Mathematical Practice 6: Attend to precision.

Students are asked to present their work in a clear, precise way. They should try to use correct mathematical language and symbols and to carefully label their work so that it is easy to follow.

# Interventions

Students do not understand when they need to reverse the direction of the inequality sign.

• Are you multiplying or dividing both sides of the inequality by a positive or negative number?
• What do you need to do when you multiply or divide both sides of an inequality by a negative number?

Neither student can think of a scenario that matches the inequality.

• Think about 80 as a score on a quiz.
• Think about 80 as the number of chairs in a restaurant.

Students' word problem does not match the inequality given.

• Work backwards. Read the word problem you wrote.
• Write an inequality that represents it.
• Does it match the inequality you were given?

Students do not know how to connect the solution of the inequality to the solution to the word problem.

• Will all numbers on the solution graph make sense as solutions to your problem?

• x is greater than 18

$\begin{array}{c}4x+8-8>80-8\\ 4x>72\\ \frac{4x}{4}>\frac{72}{4}\\ x>18\end{array}$ • Sample word problem: A restaurant wants to be able to seat more than 80 people. It will have one table that seats 8 and the other tables will seat 4. How many tables of 4 will they need to have?
• There must be more than 18 tables that seat 4 (so, at least 19 tables that seat 4).

## Work Time

Use what you learned from the Self Check problem to approach this similar task.

• Solve the inequality (show all your steps) and represent the solution on the given number line:

4x + 8 > 80

• Write a word problem that could be solved using the inequality.

HANDOUT: Solving Inequalities
INTERACTIVE: Graph an Inequality

# Preparing for Ways of Thinking

While students are working, note different approaches to share during the Ways of Thinking discussion:

If students find it difficult to get started, these questions might be helpful:

• How did you organize your work?
• What steps did you use to solve the inequality?
• Is your solution to the inequality correct?
• How did you check to make sure the problem matches the inequality?

If several pairs of students are struggling with the same issue, write a relevant question on the board. You might ask a student who has performed well on a particular part of the task to help a pair that is struggling.

• What questions were you asked for feedback?
• How could you and your partner work together to address one or more of those feedback questions?

SWD: Consider the prerequisite skills for this task. Students with disabilities may need direct instruction on and guided practice with the skills needed to complete this task.

# Prepare a Presentation

• Explain the process you used to revise your work.
• Describe how you applied what you learned from the Self Check problem to solve a similar problem.

# Mathematics

Ask pairs of students who used different solution methods to present their work. Include students who made errors. Try to allow as many students as possible to share their word problems.
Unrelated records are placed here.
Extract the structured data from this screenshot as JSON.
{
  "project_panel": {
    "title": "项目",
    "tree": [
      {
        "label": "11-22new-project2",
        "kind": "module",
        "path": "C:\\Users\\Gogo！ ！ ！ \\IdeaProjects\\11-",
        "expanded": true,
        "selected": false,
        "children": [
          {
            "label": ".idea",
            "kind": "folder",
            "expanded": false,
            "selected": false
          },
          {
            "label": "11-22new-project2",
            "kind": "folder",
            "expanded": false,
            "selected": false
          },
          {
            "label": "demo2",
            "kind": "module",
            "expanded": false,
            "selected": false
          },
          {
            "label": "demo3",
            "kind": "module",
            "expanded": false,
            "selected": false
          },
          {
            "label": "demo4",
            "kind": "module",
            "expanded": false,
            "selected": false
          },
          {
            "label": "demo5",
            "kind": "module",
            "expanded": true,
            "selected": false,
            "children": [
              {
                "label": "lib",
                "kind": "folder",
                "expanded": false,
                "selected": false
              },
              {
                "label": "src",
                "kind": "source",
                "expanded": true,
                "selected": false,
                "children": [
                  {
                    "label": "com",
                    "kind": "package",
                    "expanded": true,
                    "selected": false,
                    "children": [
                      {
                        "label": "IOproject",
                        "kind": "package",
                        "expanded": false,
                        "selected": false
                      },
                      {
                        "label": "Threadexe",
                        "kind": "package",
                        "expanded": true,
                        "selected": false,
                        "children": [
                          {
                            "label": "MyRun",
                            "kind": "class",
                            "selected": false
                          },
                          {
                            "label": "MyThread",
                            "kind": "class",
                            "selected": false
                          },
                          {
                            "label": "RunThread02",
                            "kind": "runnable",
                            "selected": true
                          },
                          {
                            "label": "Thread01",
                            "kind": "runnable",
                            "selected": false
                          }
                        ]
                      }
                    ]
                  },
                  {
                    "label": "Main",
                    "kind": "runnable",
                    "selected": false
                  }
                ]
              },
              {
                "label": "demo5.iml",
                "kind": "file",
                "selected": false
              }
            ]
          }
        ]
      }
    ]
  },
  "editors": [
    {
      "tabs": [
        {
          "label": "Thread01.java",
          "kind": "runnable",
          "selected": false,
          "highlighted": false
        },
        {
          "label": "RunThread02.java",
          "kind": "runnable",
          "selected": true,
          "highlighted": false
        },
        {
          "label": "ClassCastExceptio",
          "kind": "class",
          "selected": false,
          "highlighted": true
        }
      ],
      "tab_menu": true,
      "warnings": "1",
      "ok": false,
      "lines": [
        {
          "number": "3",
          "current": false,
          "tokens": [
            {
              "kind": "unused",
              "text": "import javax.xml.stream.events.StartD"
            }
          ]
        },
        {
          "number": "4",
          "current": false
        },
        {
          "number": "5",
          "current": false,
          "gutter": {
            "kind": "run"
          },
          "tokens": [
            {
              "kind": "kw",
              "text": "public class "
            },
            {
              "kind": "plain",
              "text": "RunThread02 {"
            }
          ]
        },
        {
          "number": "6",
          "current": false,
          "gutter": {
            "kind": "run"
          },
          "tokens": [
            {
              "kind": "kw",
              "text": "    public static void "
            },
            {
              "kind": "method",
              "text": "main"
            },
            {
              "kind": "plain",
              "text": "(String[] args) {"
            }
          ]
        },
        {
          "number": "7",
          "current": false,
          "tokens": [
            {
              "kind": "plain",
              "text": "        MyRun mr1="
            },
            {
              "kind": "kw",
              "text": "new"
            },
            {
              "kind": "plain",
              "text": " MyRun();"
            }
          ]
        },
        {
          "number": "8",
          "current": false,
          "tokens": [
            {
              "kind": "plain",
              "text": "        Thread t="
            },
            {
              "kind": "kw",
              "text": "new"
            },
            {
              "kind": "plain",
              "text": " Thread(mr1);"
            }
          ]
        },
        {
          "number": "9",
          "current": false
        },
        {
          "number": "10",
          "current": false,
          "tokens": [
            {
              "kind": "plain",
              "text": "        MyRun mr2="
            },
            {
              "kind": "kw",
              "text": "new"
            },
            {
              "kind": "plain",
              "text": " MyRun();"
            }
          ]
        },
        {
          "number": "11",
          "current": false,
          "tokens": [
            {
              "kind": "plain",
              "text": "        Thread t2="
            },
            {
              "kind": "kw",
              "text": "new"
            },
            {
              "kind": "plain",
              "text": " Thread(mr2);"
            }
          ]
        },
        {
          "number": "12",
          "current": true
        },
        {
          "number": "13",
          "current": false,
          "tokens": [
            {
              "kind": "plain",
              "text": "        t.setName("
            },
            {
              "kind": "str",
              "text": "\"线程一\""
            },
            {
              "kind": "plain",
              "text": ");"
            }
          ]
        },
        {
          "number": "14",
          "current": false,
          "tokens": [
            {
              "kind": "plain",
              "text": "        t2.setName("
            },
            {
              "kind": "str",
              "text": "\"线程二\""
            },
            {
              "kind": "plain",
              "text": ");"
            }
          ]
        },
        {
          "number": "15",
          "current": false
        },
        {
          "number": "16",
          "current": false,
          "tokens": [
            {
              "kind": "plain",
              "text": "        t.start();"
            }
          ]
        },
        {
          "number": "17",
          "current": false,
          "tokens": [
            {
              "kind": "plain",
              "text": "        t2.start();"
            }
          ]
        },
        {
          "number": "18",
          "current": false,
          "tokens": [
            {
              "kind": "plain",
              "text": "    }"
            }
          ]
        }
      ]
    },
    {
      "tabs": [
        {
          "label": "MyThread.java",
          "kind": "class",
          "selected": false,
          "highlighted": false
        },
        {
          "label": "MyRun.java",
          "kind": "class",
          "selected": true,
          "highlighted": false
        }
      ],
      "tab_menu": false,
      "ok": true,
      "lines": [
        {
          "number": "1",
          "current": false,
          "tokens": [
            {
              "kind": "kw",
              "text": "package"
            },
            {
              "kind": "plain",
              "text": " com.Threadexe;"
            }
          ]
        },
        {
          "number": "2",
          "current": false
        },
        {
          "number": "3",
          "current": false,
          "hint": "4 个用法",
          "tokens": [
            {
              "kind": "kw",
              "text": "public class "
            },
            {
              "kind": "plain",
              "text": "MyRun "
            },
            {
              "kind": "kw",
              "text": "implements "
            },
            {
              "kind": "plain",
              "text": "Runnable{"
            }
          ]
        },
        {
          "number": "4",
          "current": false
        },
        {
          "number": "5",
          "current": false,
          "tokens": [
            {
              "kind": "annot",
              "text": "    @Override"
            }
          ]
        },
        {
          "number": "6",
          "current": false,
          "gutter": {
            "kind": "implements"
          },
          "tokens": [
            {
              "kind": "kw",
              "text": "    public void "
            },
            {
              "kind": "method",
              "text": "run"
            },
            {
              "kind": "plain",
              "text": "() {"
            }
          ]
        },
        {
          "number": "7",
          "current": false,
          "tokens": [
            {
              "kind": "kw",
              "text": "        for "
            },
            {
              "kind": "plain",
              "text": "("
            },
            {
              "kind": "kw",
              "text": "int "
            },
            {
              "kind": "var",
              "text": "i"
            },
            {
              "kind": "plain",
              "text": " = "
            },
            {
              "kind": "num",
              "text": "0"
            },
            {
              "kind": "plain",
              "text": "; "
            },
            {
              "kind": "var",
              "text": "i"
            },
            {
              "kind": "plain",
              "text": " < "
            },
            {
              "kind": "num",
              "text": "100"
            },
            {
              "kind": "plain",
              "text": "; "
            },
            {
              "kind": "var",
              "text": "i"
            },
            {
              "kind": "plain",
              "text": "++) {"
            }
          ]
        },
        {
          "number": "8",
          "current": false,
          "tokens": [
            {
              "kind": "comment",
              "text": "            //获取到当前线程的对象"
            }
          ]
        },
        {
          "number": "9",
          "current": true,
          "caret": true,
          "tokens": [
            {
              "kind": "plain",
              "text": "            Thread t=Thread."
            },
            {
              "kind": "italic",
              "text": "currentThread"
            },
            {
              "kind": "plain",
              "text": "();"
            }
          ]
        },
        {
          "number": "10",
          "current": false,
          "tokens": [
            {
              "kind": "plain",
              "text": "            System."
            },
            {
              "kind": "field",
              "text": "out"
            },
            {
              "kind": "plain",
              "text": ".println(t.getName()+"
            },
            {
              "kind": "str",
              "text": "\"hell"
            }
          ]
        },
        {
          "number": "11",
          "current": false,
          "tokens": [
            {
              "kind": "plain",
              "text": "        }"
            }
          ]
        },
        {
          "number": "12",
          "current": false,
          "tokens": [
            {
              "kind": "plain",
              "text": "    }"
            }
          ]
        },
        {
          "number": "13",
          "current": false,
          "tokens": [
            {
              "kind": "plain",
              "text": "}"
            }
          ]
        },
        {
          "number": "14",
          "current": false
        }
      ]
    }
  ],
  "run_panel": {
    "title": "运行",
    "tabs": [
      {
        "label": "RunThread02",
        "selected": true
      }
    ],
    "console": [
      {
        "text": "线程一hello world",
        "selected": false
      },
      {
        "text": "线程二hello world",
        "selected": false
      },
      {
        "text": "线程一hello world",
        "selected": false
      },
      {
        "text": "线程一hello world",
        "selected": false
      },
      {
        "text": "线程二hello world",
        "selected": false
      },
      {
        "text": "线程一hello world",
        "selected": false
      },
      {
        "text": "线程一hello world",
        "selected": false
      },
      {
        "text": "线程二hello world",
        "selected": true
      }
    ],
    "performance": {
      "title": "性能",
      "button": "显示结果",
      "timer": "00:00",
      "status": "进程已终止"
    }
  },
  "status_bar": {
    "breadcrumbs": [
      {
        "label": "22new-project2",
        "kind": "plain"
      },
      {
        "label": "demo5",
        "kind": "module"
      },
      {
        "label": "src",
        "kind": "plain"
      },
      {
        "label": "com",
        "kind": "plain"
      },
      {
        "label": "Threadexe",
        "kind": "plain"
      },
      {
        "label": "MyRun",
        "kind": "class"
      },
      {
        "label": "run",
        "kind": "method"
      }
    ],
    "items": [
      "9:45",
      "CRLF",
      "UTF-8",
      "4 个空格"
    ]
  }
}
Have students make observations and ask questions as different pairs present their work. Encourage students to talk about how they revised their work based on feedback.

Ask questions such as the following:

• Did you reverse the direction of the inequality sign? Why or why not?
• Did you use a closed circle or an open circle on your number line? Why?
• How do you know that your number line shows all the solutions of the inequality?
• Are all the numbers graphed on the number line solutions to the problem? Why or why not?

# Ways of Thinking: Make Connections

Take notes your classmates’ approaches to revising the Self Check problem and applying what they learned to solve a similar problem.

## Hint:

• Why didn't you reverse the direction of the inequality sign?
• Why did you use a closed circle on your number line?
• How do you know that your number line shows all the solutions to the inequality?
• Are all the numbers on the number line solutions to the problem? Why or why not?